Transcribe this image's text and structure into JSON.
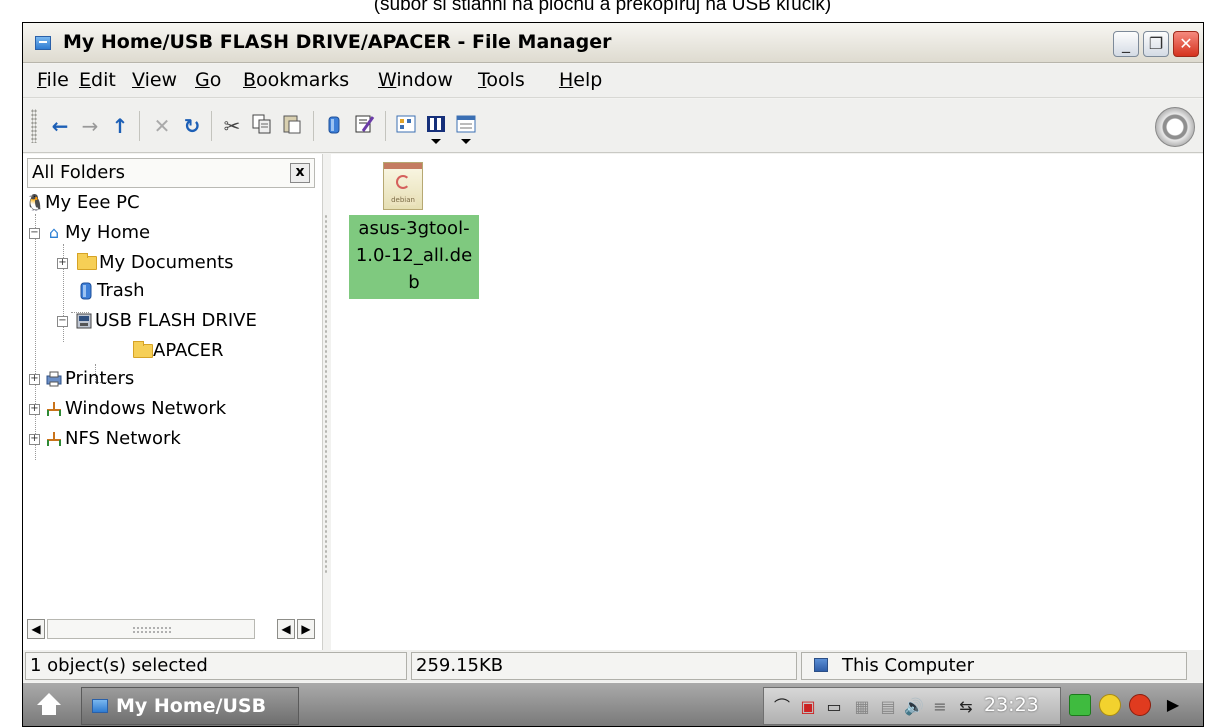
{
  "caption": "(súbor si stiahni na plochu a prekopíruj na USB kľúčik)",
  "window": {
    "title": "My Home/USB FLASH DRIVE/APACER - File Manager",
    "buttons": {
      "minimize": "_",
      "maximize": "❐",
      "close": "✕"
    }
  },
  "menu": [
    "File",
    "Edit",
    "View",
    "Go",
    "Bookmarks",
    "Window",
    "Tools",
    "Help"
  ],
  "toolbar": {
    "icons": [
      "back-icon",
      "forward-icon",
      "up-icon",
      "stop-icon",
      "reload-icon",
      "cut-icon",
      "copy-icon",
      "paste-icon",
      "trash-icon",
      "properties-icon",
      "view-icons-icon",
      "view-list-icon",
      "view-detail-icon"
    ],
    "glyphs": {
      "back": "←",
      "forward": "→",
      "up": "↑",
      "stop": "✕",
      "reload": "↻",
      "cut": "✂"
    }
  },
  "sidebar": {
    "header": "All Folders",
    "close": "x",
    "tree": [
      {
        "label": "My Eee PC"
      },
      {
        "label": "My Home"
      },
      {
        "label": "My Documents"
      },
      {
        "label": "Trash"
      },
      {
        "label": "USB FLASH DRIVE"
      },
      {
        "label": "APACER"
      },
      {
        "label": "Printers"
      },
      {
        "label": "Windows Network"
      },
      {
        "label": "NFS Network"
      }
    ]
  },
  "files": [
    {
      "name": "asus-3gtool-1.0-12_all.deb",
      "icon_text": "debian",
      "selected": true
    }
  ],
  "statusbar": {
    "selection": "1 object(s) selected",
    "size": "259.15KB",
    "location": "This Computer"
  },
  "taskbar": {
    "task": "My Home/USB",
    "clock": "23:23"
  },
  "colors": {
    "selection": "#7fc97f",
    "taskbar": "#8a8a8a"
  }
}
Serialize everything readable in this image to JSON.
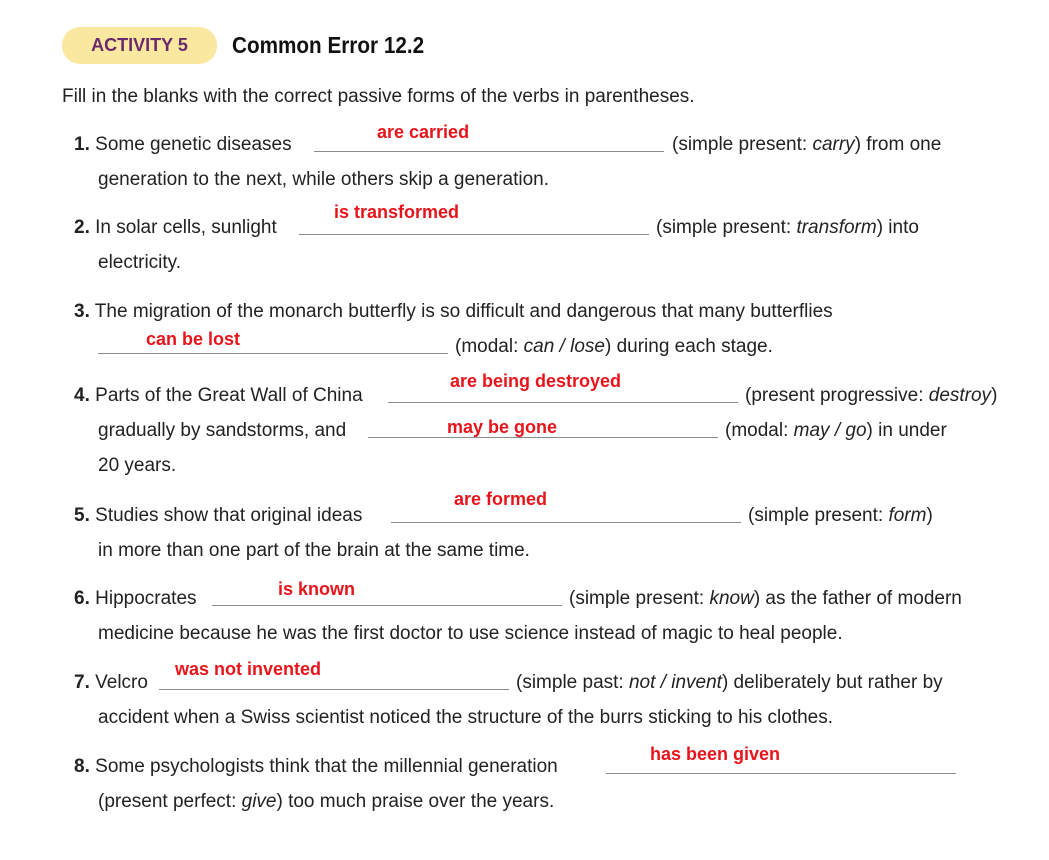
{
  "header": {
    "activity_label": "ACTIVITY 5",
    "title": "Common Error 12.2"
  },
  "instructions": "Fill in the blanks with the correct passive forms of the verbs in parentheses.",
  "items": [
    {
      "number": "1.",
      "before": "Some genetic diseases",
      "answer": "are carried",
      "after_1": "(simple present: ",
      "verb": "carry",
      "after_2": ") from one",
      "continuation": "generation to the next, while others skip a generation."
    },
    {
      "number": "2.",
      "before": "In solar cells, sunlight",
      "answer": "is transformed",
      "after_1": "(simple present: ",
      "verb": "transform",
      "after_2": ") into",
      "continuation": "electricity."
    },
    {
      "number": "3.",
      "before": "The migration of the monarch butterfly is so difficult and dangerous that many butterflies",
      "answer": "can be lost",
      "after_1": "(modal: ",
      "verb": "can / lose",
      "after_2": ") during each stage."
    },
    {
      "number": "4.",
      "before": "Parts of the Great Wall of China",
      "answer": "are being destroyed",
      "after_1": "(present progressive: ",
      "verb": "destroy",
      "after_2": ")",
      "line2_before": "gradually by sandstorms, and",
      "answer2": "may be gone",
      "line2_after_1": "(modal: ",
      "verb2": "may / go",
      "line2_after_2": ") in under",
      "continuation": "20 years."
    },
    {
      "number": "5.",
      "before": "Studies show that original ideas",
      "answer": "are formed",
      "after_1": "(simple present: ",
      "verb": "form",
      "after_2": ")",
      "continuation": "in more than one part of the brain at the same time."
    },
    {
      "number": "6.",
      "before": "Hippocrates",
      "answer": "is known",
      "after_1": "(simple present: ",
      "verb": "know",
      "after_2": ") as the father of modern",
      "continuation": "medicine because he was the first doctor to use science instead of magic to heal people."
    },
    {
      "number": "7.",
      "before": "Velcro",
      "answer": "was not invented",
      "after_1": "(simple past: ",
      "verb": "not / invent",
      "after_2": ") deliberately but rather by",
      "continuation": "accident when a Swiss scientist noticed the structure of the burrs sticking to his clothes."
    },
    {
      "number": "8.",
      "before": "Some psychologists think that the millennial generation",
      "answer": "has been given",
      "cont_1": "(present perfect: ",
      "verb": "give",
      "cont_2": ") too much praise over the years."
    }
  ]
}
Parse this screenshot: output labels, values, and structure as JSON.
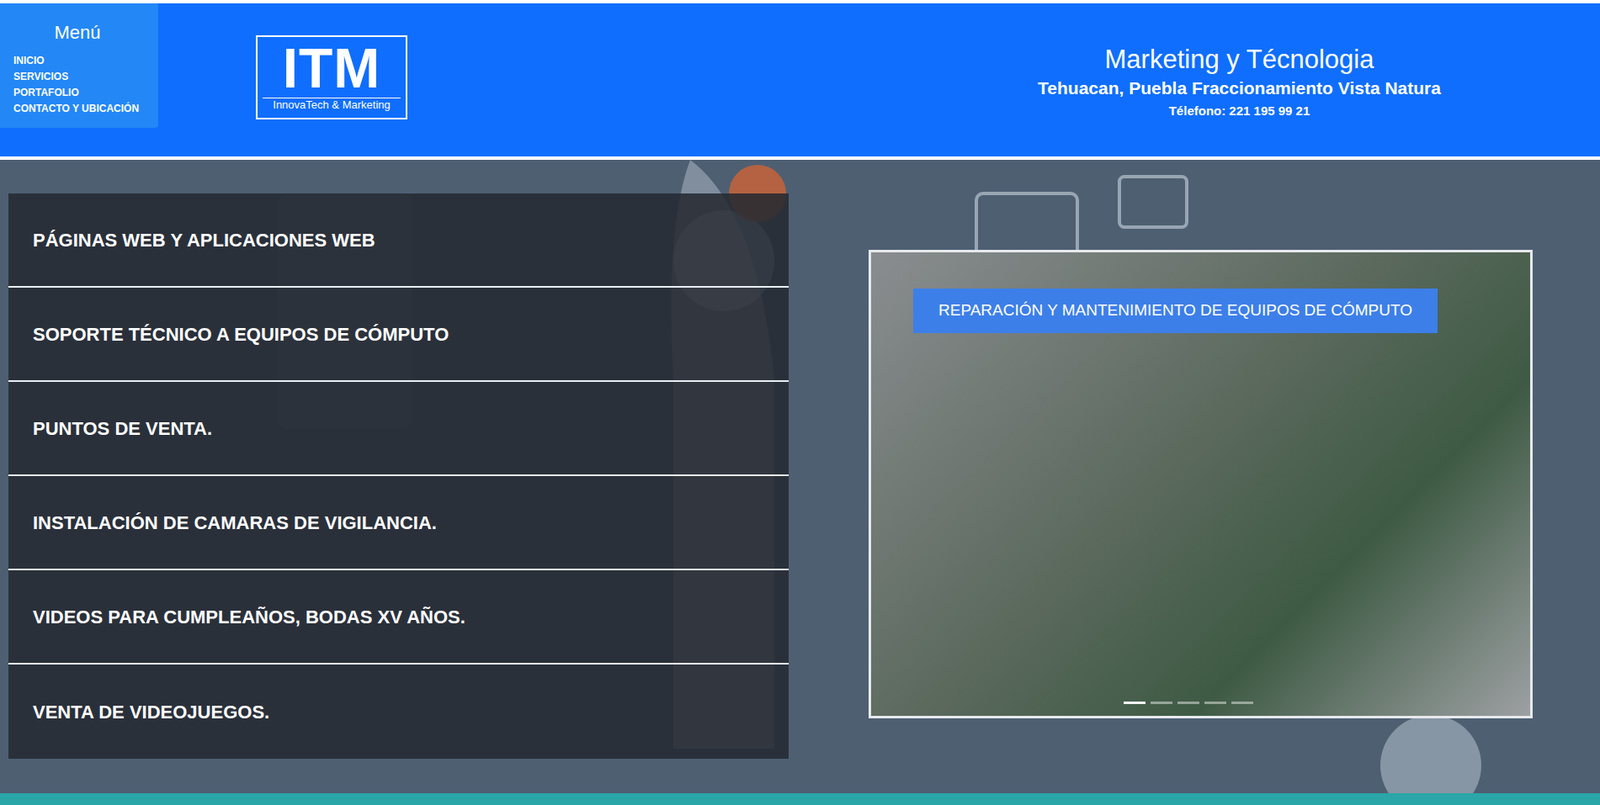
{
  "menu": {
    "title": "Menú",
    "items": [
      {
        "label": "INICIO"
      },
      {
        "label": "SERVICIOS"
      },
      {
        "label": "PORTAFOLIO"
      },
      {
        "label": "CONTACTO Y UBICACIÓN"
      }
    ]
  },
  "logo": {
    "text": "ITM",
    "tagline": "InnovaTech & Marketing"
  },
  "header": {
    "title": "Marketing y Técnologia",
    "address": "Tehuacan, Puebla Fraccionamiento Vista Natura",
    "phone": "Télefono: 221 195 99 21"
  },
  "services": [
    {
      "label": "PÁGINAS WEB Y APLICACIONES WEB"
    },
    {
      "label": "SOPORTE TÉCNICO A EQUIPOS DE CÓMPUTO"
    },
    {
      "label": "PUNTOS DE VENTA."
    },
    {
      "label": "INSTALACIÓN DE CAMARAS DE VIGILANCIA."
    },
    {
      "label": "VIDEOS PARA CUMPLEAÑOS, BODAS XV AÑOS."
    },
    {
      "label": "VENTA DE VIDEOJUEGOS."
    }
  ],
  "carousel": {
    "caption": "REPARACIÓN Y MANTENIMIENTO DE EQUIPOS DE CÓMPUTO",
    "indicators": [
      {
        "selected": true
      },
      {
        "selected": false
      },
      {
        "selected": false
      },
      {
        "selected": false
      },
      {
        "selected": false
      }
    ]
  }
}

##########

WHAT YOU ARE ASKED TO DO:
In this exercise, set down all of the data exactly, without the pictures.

ANSWER SECTION:
Transcribe this image's text and structure into JSON.
{
  "caption": "(súbor si stiahni na plochu a prekopíruj na USB kľúčik)",
  "window": {
    "title": "My Home/USB FLASH DRIVE/APACER - File Manager",
    "buttons": {
      "minimize": "_",
      "maximize": "❐",
      "close": "✕"
    }
  },
  "menu": [
    "File",
    "Edit",
    "View",
    "Go",
    "Bookmarks",
    "Window",
    "Tools",
    "Help"
  ],
  "toolbar": {
    "icons": [
      "back-icon",
      "forward-icon",
      "up-icon",
      "stop-icon",
      "reload-icon",
      "cut-icon",
      "copy-icon",
      "paste-icon",
      "trash-icon",
      "properties-icon",
      "view-icons-icon",
      "view-list-icon",
      "view-detail-icon"
    ],
    "glyphs": {
      "back": "←",
      "forward": "→",
      "up": "↑",
      "stop": "✕",
      "reload": "↻",
      "cut": "✂"
    }
  },
  "sidebar": {
    "header": "All Folders",
    "close": "x",
    "tree": [
      {
        "label": "My Eee PC"
      },
      {
        "label": "My Home"
      },
      {
        "label": "My Documents"
      },
      {
        "label": "Trash"
      },
      {
        "label": "USB FLASH DRIVE"
      },
      {
        "label": "APACER"
      },
      {
        "label": "Printers"
      },
      {
        "label": "Windows Network"
      },
      {
        "label": "NFS Network"
      }
    ]
  },
  "files": [
    {
      "name": "asus-3gtool-1.0-12_all.deb",
      "icon_text": "debian",
      "selected": true
    }
  ],
  "statusbar": {
    "selection": "1 object(s) selected",
    "size": "259.15KB",
    "location": "This Computer"
  },
  "taskbar": {
    "task": "My Home/USB",
    "clock": "23:23"
  },
  "colors": {
    "selection": "#7fc97f",
    "taskbar": "#8a8a8a"
  }
}
Serialize everything readable in this image to JSON.
{
  "header": {
    "activity_label": "ACTIVITY 5",
    "title": "Common Error 12.2"
  },
  "instructions": "Fill in the blanks with the correct passive forms of the verbs in parentheses.",
  "items": [
    {
      "number": "1.",
      "before": "Some genetic diseases",
      "answer": "are carried",
      "after_1": "(simple present: ",
      "verb": "carry",
      "after_2": ") from one",
      "continuation": "generation to the next, while others skip a generation."
    },
    {
      "number": "2.",
      "before": "In solar cells, sunlight",
      "answer": "is transformed",
      "after_1": "(simple present: ",
      "verb": "transform",
      "after_2": ") into",
      "continuation": "electricity."
    },
    {
      "number": "3.",
      "before": "The migration of the monarch butterfly is so difficult and dangerous that many butterflies",
      "answer": "can be lost",
      "after_1": "(modal: ",
      "verb": "can / lose",
      "after_2": ") during each stage."
    },
    {
      "number": "4.",
      "before": "Parts of the Great Wall of China",
      "answer": "are being destroyed",
      "after_1": "(present progressive: ",
      "verb": "destroy",
      "after_2": ")",
      "line2_before": "gradually by sandstorms, and",
      "answer2": "may be gone",
      "line2_after_1": "(modal: ",
      "verb2": "may / go",
      "line2_after_2": ") in under",
      "continuation": "20 years."
    },
    {
      "number": "5.",
      "before": "Studies show that original ideas",
      "answer": "are formed",
      "after_1": "(simple present: ",
      "verb": "form",
      "after_2": ")",
      "continuation": "in more than one part of the brain at the same time."
    },
    {
      "number": "6.",
      "before": "Hippocrates",
      "answer": "is known",
      "after_1": "(simple present: ",
      "verb": "know",
      "after_2": ") as the father of modern",
      "continuation": "medicine because he was the first doctor to use science instead of magic to heal people."
    },
    {
      "number": "7.",
      "before": "Velcro",
      "answer": "was not invented",
      "after_1": "(simple past: ",
      "verb": "not / invent",
      "after_2": ") deliberately but rather by",
      "continuation": "accident when a Swiss scientist noticed the structure of the burrs sticking to his clothes."
    },
    {
      "number": "8.",
      "before": "Some psychologists think that the millennial generation",
      "answer": "has been given",
      "cont_1": "(present perfect: ",
      "verb": "give",
      "cont_2": ") too much praise over the years."
    }
  ]
}
Parse this screenshot: output labels, values, and structure as JSON.
{
  "menu": {
    "title": "Menú",
    "items": [
      {
        "label": "INICIO"
      },
      {
        "label": "SERVICIOS"
      },
      {
        "label": "PORTAFOLIO"
      },
      {
        "label": "CONTACTO Y UBICACIÓN"
      }
    ]
  },
  "logo": {
    "text": "ITM",
    "tagline": "InnovaTech & Marketing"
  },
  "header": {
    "title": "Marketing y Técnologia",
    "address": "Tehuacan, Puebla Fraccionamiento Vista Natura",
    "phone": "Télefono: 221 195 99 21"
  },
  "services": [
    {
      "label": "PÁGINAS WEB Y APLICACIONES WEB"
    },
    {
      "label": "SOPORTE TÉCNICO A EQUIPOS DE CÓMPUTO"
    },
    {
      "label": "PUNTOS DE VENTA."
    },
    {
      "label": "INSTALACIÓN DE CAMARAS DE VIGILANCIA."
    },
    {
      "label": "VIDEOS PARA CUMPLEAÑOS, BODAS XV AÑOS."
    },
    {
      "label": "VENTA DE VIDEOJUEGOS."
    }
  ],
  "carousel": {
    "caption": "REPARACIÓN Y MANTENIMIENTO DE EQUIPOS DE CÓMPUTO",
    "indicators": [
      {
        "selected": true
      },
      {
        "selected": false
      },
      {
        "selected": false
      },
      {
        "selected": false
      },
      {
        "selected": false
      }
    ]
  }
}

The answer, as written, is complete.